*** Begin section ***
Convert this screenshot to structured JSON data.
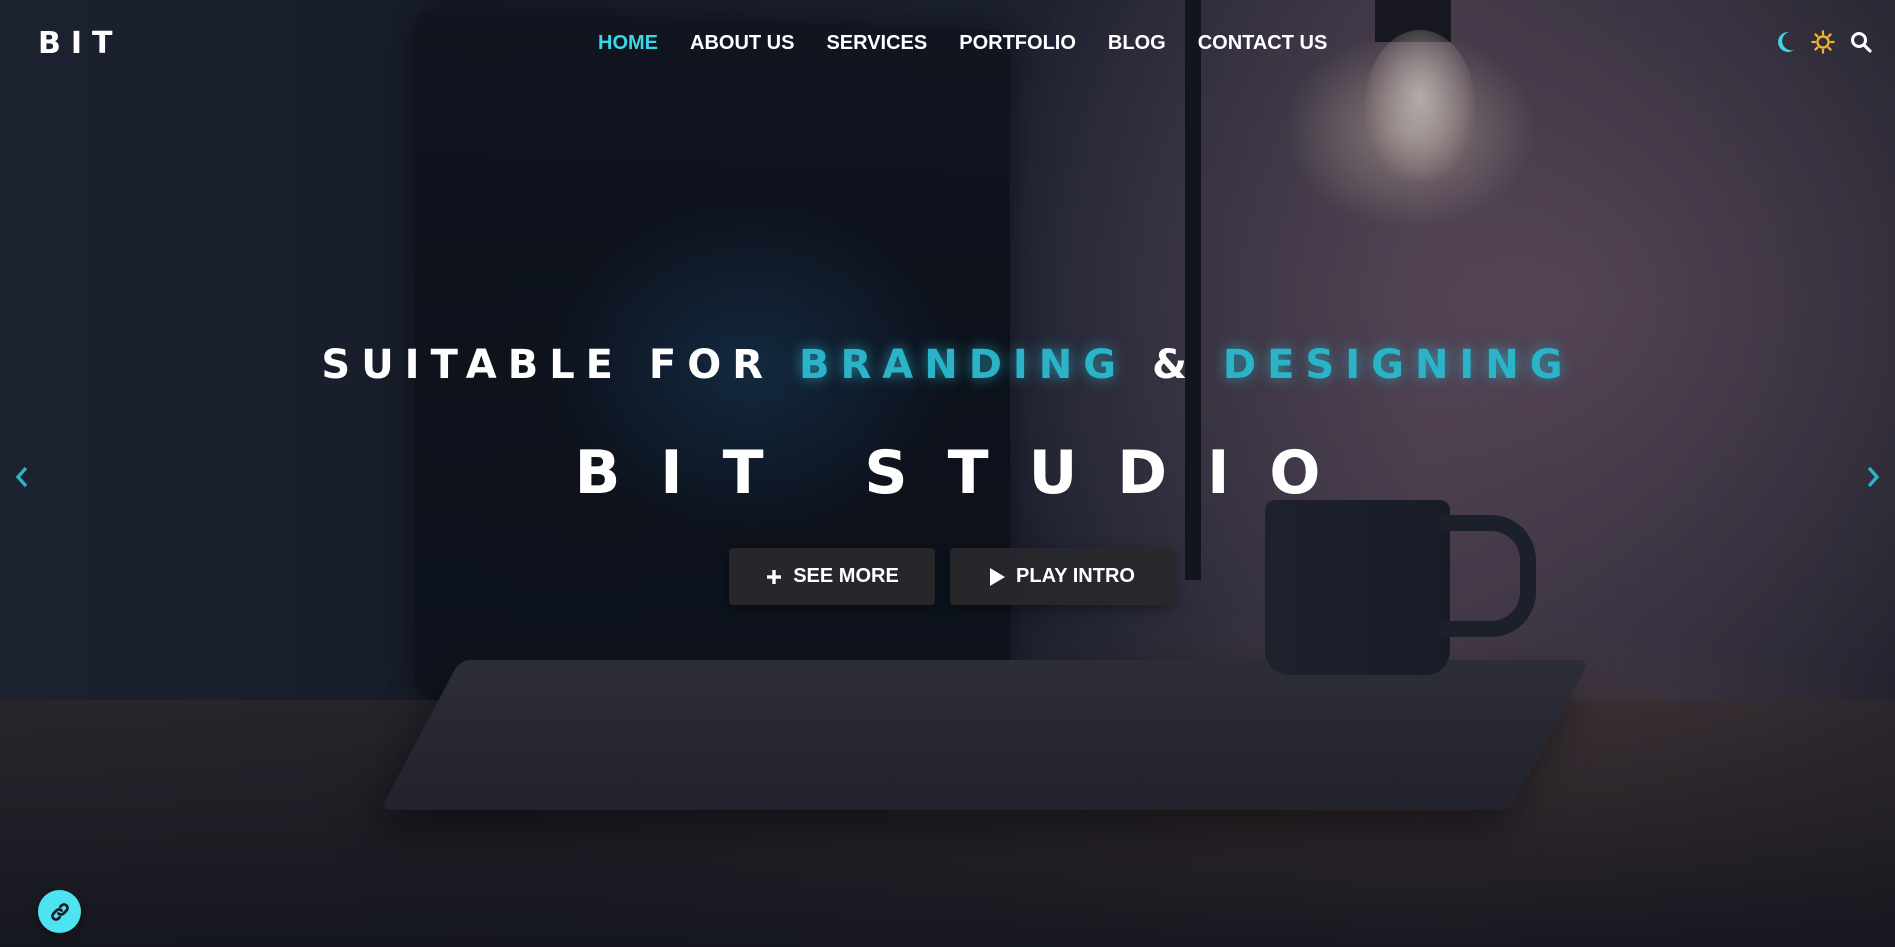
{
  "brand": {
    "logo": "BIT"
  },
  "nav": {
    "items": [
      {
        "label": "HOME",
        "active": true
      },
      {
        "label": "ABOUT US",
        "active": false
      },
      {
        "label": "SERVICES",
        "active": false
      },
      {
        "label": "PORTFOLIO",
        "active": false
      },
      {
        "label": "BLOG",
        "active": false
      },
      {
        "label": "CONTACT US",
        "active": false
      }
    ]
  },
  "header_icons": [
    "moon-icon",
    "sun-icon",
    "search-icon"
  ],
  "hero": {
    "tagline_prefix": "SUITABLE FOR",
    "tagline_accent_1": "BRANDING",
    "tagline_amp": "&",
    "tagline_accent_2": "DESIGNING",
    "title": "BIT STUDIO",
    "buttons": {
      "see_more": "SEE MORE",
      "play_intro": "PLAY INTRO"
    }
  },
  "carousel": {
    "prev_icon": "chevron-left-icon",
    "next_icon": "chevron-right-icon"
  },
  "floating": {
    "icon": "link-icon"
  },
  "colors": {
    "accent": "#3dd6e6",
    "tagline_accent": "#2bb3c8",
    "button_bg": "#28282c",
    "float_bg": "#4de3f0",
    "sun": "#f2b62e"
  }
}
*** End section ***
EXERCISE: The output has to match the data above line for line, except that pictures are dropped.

WRITTEN RESPONSE:
Convert this screenshot to structured JSON data.
{
  "brand": {
    "logo": "BIT"
  },
  "nav": {
    "items": [
      {
        "label": "HOME",
        "active": true
      },
      {
        "label": "ABOUT US",
        "active": false
      },
      {
        "label": "SERVICES",
        "active": false
      },
      {
        "label": "PORTFOLIO",
        "active": false
      },
      {
        "label": "BLOG",
        "active": false
      },
      {
        "label": "CONTACT US",
        "active": false
      }
    ]
  },
  "header_icons": [
    "moon-icon",
    "sun-icon",
    "search-icon"
  ],
  "hero": {
    "tagline_prefix": "SUITABLE FOR",
    "tagline_accent_1": "BRANDING",
    "tagline_amp": "&",
    "tagline_accent_2": "DESIGNING",
    "title": "BIT STUDIO",
    "buttons": {
      "see_more": "SEE MORE",
      "play_intro": "PLAY INTRO"
    }
  },
  "carousel": {
    "prev_icon": "chevron-left-icon",
    "next_icon": "chevron-right-icon"
  },
  "floating": {
    "icon": "link-icon"
  },
  "colors": {
    "accent": "#3dd6e6",
    "tagline_accent": "#2bb3c8",
    "button_bg": "#28282c",
    "float_bg": "#4de3f0",
    "sun": "#f2b62e"
  }
}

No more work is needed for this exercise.